## Goal of the exercise
"time" is the word to look for; say how many lines of the listing below contain it, and nothing else.

* * * * * * *

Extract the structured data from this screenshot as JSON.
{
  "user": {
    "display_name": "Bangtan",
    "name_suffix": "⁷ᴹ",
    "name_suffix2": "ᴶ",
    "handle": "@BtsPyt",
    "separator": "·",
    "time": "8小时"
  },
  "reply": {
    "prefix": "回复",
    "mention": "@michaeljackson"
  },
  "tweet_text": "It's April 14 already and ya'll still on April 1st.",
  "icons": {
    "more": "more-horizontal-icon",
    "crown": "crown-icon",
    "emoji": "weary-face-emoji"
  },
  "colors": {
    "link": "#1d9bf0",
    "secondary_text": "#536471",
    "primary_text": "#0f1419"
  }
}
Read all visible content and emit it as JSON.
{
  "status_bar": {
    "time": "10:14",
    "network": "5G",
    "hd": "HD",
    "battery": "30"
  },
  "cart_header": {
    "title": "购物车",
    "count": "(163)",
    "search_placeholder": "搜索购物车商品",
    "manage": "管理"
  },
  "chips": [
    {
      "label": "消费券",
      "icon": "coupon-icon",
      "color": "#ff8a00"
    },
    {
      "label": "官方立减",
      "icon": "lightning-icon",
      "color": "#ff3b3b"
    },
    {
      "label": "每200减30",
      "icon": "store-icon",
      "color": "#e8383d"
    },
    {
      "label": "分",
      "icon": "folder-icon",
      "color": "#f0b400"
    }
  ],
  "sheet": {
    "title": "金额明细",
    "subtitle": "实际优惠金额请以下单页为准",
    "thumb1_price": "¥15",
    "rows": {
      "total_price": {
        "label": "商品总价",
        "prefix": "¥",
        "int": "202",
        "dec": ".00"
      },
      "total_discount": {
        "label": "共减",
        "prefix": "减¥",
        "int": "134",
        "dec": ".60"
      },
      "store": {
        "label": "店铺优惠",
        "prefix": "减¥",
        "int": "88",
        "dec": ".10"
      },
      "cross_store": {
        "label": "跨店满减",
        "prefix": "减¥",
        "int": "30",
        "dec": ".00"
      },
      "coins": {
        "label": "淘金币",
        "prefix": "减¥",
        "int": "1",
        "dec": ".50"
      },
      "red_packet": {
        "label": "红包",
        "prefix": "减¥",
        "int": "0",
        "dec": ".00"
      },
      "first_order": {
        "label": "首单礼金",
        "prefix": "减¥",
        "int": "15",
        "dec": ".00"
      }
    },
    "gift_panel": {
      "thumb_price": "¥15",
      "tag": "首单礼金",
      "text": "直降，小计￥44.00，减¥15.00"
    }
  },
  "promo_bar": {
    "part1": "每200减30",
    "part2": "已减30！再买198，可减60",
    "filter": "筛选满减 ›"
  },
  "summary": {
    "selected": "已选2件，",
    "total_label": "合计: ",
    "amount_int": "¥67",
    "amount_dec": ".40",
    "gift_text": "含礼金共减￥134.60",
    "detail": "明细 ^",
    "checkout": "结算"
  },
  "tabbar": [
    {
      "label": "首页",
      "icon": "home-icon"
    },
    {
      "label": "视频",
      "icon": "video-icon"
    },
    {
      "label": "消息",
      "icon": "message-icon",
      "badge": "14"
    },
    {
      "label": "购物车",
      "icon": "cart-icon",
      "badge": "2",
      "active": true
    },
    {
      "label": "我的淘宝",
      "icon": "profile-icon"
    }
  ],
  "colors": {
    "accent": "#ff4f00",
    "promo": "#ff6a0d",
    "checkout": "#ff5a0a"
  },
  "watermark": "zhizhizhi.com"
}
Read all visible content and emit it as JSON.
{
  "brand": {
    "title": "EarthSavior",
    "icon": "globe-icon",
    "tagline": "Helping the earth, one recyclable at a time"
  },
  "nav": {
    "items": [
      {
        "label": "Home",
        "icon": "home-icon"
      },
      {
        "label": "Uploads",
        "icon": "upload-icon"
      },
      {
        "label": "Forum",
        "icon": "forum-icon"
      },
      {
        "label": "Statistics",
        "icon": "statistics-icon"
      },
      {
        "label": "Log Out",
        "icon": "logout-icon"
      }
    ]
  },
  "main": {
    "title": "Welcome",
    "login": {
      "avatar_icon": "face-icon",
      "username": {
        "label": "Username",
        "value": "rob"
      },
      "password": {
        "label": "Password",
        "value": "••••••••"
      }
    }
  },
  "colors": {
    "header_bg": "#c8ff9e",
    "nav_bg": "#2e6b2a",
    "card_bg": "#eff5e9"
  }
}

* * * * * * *

## Completed exercise
3